Guitarists were quick to notice the wonderful properties of acrylic as a material for plectrum construction, and not just because a clear plastic pick looks so damn cool. It’s tough, not brittle, very slippery against the strings, and becomes a little tacky in feel when warmed by the fingers – which does wonders for grip.
Gravity are one of the most recent and celebrated new manufacturers of guitar plectrums, and their Sunrise shape remains their most popular design. Available with polished or master finish bevels in 4 different sizes and a variety of colours, so there’s truly something to suit everyone in their range.
Any player insisting on using a plectrum made from as uncompromising a material as metal is probably also going to need their personal touch stamped across the thing as well. So whilst there are plenty of fairly generic brands and models of metal pick available, it’s fairly simple to commision something a little more special...

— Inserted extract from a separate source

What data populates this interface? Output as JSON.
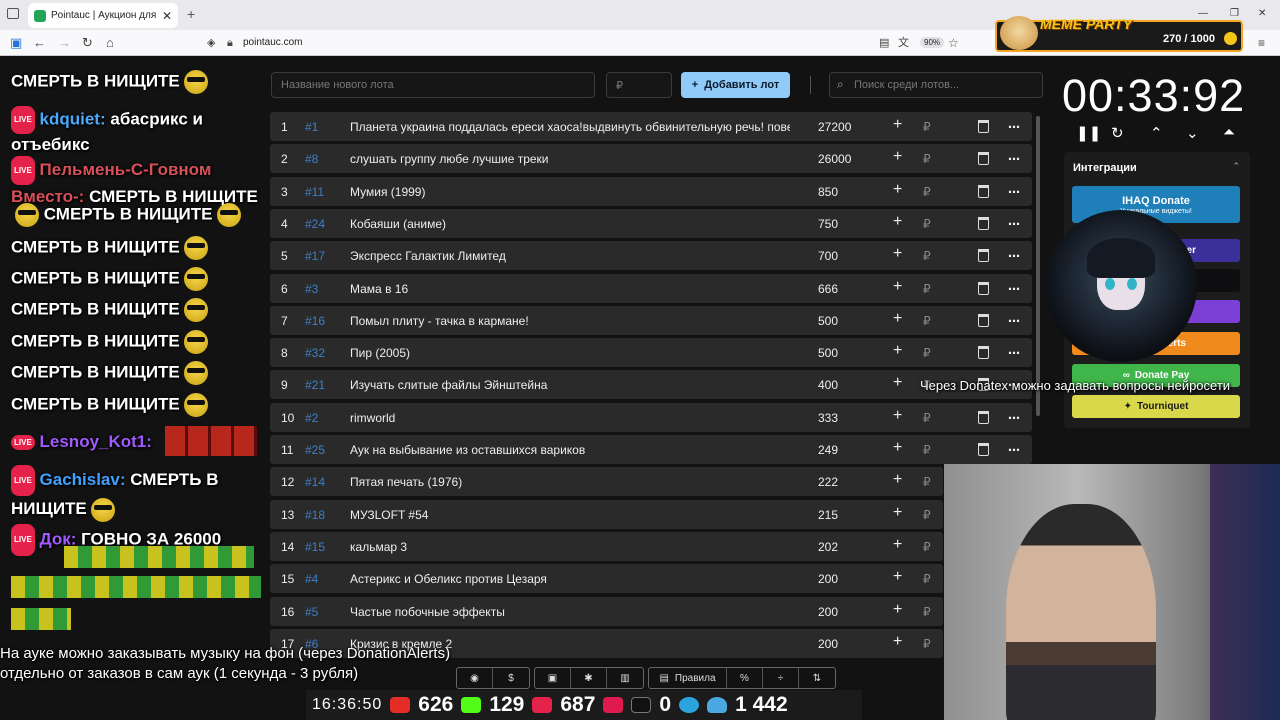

Enter master picksmiths Duston and Stephanie Headrick, of Nashville Picks, Tenessee. These guys, located in one of the spiritual homes of guitar music, will turn out a handcrafted bespoke work of art designed to your exact requirements, whether in nickel, copper, silver, brass - the list of material choices is formidable. Try not to lose it though. And make sure your scratchplate is well secured, ‘cause it’s gonna take a serious pounding...
Wrapping it up
A look at just six different plectrum models clearly doesn’t even scratch the surface of the choice available to guitarists today. But it does illustrate just how many potential things there are to consider when trying out a new pick, particularly when it comes to use and style. And since most good guitar shops will have so many different choices on offer, there’s really no excuse not to try them all!
I’m off to see how much a solid gold stubby might cost me, so until next time...